**Your goal**
Which of the lines below hold the word "holder"? Pull each of them out.

── The data ──

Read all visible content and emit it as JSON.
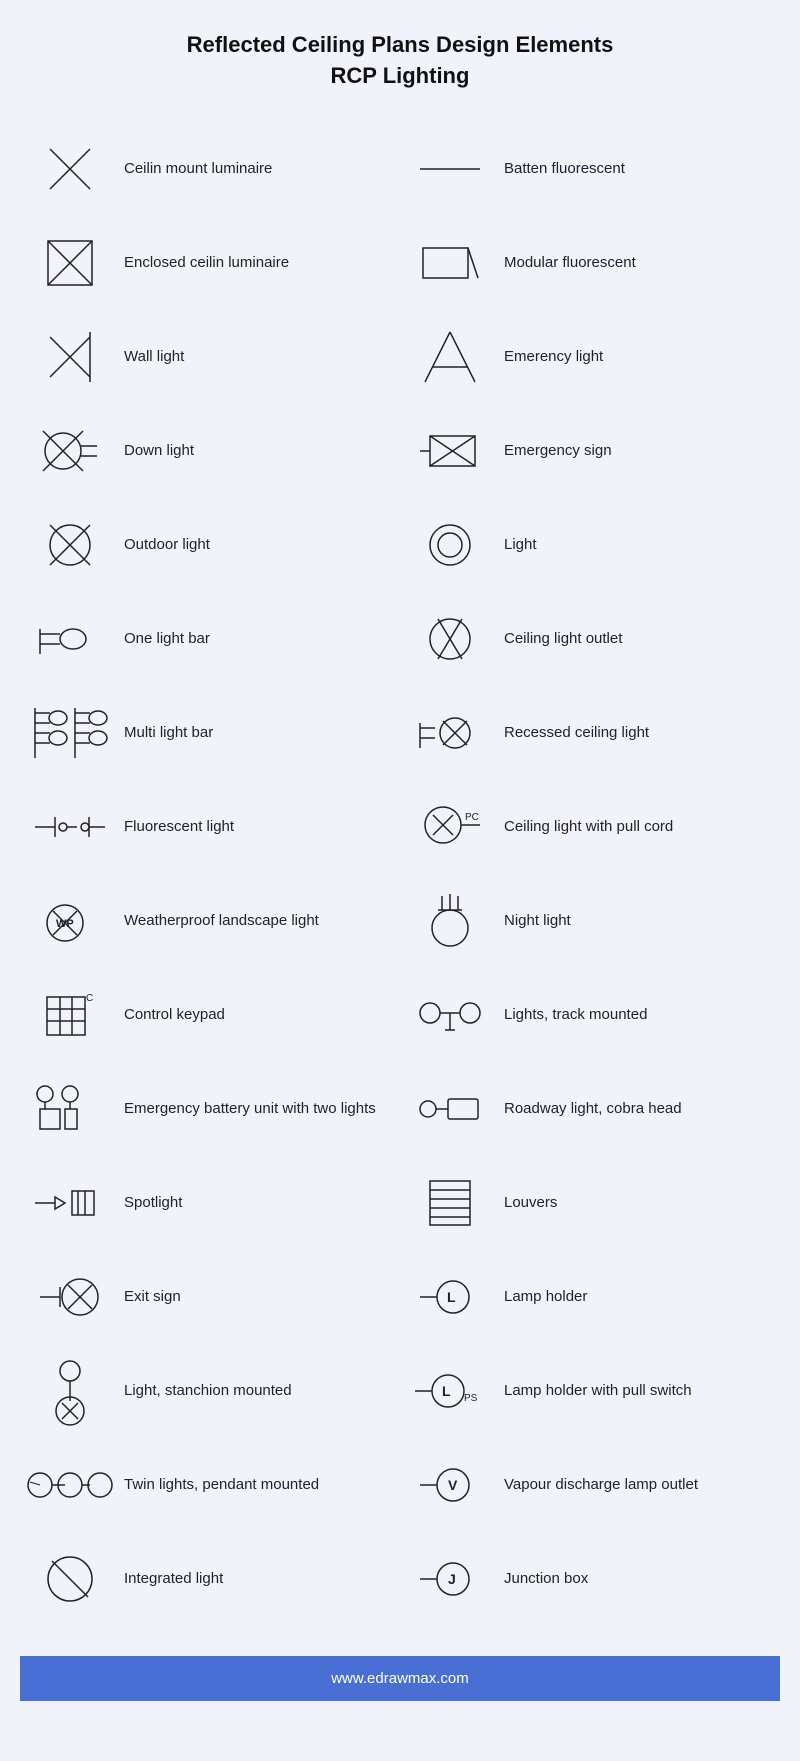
{
  "header": {
    "line1": "Reflected Ceiling Plans Design Elements",
    "line2": "RCP Lighting"
  },
  "items": [
    {
      "id": "ceiling-mount-luminaire",
      "label": "Ceilin mount luminaire",
      "symbol": "ceiling-mount"
    },
    {
      "id": "batten-fluorescent",
      "label": "Batten fluorescent",
      "symbol": "batten"
    },
    {
      "id": "enclosed-ceiling-luminaire",
      "label": "Enclosed ceilin luminaire",
      "symbol": "enclosed-ceiling"
    },
    {
      "id": "modular-fluorescent",
      "label": "Modular fluorescent",
      "symbol": "modular-fluorescent"
    },
    {
      "id": "wall-light",
      "label": "Wall light",
      "symbol": "wall-light"
    },
    {
      "id": "emergency-light",
      "label": "Emerency light",
      "symbol": "emergency-light"
    },
    {
      "id": "down-light",
      "label": "Down light",
      "symbol": "down-light"
    },
    {
      "id": "emergency-sign",
      "label": "Emergency sign",
      "symbol": "emergency-sign"
    },
    {
      "id": "outdoor-light",
      "label": "Outdoor light",
      "symbol": "outdoor-light"
    },
    {
      "id": "light",
      "label": "Light",
      "symbol": "light"
    },
    {
      "id": "one-light-bar",
      "label": "One light bar",
      "symbol": "one-light-bar"
    },
    {
      "id": "ceiling-light-outlet",
      "label": "Ceiling light outlet",
      "symbol": "ceiling-light-outlet"
    },
    {
      "id": "multi-light-bar",
      "label": "Multi light bar",
      "symbol": "multi-light-bar"
    },
    {
      "id": "recessed-ceiling-light",
      "label": "Recessed ceiling light",
      "symbol": "recessed-ceiling-light"
    },
    {
      "id": "fluorescent-light",
      "label": "Fluorescent light",
      "symbol": "fluorescent-light"
    },
    {
      "id": "ceiling-light-pull-cord",
      "label": "Ceiling light with pull cord",
      "symbol": "ceiling-light-pull-cord"
    },
    {
      "id": "weatherproof-landscape",
      "label": "Weatherproof landscape light",
      "symbol": "weatherproof"
    },
    {
      "id": "night-light",
      "label": "Night light",
      "symbol": "night-light"
    },
    {
      "id": "control-keypad",
      "label": "Control keypad",
      "symbol": "control-keypad"
    },
    {
      "id": "lights-track-mounted",
      "label": "Lights, track mounted",
      "symbol": "lights-track"
    },
    {
      "id": "emergency-battery",
      "label": "Emergency battery unit with two lights",
      "symbol": "emergency-battery"
    },
    {
      "id": "roadway-light",
      "label": "Roadway light, cobra head",
      "symbol": "roadway-light"
    },
    {
      "id": "spotlight",
      "label": "Spotlight",
      "symbol": "spotlight"
    },
    {
      "id": "louvers",
      "label": "Louvers",
      "symbol": "louvers"
    },
    {
      "id": "exit-sign",
      "label": "Exit sign",
      "symbol": "exit-sign"
    },
    {
      "id": "lamp-holder",
      "label": "Lamp holder",
      "symbol": "lamp-holder"
    },
    {
      "id": "light-stanchion",
      "label": "Light, stanchion mounted",
      "symbol": "light-stanchion"
    },
    {
      "id": "lamp-holder-pull",
      "label": "Lamp holder with pull switch",
      "symbol": "lamp-holder-pull"
    },
    {
      "id": "twin-lights",
      "label": "Twin lights, pendant mounted",
      "symbol": "twin-lights"
    },
    {
      "id": "vapour-discharge",
      "label": "Vapour discharge lamp outlet",
      "symbol": "vapour-discharge"
    },
    {
      "id": "integrated-light",
      "label": "Integrated light",
      "symbol": "integrated-light"
    },
    {
      "id": "junction-box",
      "label": "Junction box",
      "symbol": "junction-box"
    }
  ],
  "footer": {
    "url": "www.edrawmax.com"
  }
}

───

**Reply to the task**
      "id": "lamp-holder",
      "label": "Lamp holder",
      "symbol": "lamp-holder"
      "id": "lamp-holder-pull",
      "label": "Lamp holder with pull switch",
      "symbol": "lamp-holder-pull"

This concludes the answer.